About George Washington Bush, African American Pioneer
"George Bush was the wealthiest man that came to Oregon or Washington during the early pioneer days." This was the reputation of George Washington Bush as reported in the Oregon Statesman newspaper many years ago.
Bush had made his money by raising stock, first in Illinois and then in Missouri. He built the first house in what is now Boonville, Missouri.
Just before moving there to escape slavery, Bush had joined a trapping party. They crossed the Rocky Mountains, came through the California area held by Mexicans and up the Pacific coast as far as the Columbia River. They then turned back toward St. Louis. The journey took almost two years and no doubt turned Bush's thoughts to the west when he felt it was time to move again.
He assisted in organizing the Emigration of 1844. He helped finance several families so that they could move west. There were four other African Americans in the group. Two were women (Eliza and Hannah) whose names are the only thing known about them and the other two men (including Robin Holmes
) came with Colonel Nathaniel Ford and settled in Polk County with him.
The party came along the Oregon Trail and Bush considered stopping at The Dalles, but he was not welcomed so he moved on to the Willamette Valley. The fertile valley lands were tempting but there were too many "Yankee settlers" there. At this time the legislative committee for the Provisional Government had passed a law forbidding slavery and also the immigration of blacks to Oregon. The southern influence was strongly felt in the region during the period.
People in Vancouver advised Bush that if he settled north of the Columbia River no one would bother him about this law. So he and his family chose to settle just south of the present city of Olympia. The area is still called Bush Prairie.
Bush Prairie was developed into the showplace of the region. Bush had brought fruit and shade tree seeds across the plains with him, and he and his sons soon had a prosperous farm. He was well known for his kind and generous spirit and helped many travel-worn newcomers with gifts of potatoes, wheat, and beef to help them until they could grow their own.

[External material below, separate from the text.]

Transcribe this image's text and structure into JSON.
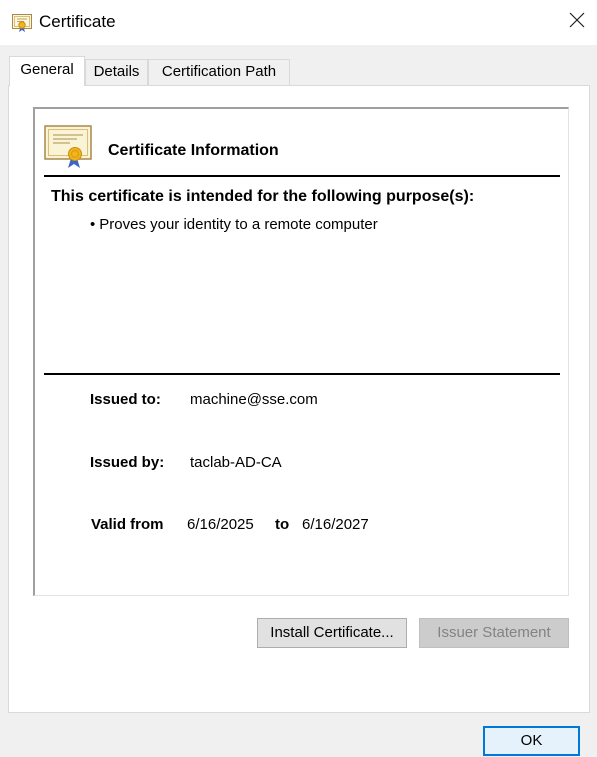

So well regarded was George Bush that in 1851 a law was enacted by the Territorial Government in Oregon exempting Bush from the general law that prohibited blacks from settling in the territory. Later, during the period of the Washington Territory (organized in 1853), the territorial legislature successfully petitioned the U.S. Congress in 1855 to give Bush title to his farm lands.

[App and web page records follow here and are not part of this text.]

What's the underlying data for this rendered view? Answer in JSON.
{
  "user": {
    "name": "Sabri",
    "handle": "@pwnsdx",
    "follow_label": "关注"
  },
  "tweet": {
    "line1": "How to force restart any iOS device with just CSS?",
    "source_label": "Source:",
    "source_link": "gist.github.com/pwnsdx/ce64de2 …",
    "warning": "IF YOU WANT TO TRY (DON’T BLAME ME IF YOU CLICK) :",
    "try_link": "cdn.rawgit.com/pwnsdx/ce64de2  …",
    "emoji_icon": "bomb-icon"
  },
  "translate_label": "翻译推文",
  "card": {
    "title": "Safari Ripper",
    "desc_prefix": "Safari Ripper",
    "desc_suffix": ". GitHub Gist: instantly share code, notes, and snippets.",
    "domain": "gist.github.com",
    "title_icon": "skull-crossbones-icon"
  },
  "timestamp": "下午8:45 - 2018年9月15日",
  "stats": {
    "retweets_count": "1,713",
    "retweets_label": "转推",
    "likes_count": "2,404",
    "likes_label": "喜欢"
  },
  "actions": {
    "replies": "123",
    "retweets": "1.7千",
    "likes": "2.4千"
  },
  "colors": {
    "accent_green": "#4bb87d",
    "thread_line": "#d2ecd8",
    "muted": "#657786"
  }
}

Suggestions for Teachers
Ask students to:
Make a cooperative book on the life of George Washington Bush. (Each student contributes at least one fact, which the teacher writes on a chart. Each student then draws a picture of his/her part and writes the information with the picture, and all are made into a book.)
Read stories of other African American pioneers.
Dramatize the life of George Washington Bush.
Discuss early travel on the Oregon Trail. Read from diaries of the pioneer travelers.
Create an original play about the life of Bush.
Write reports: Should Bush have the same rights to live in Oregon as other people? Why?
Discuss changes in the laws relating to the rights of minority groups in Oregon and how attitudes have evolved over time.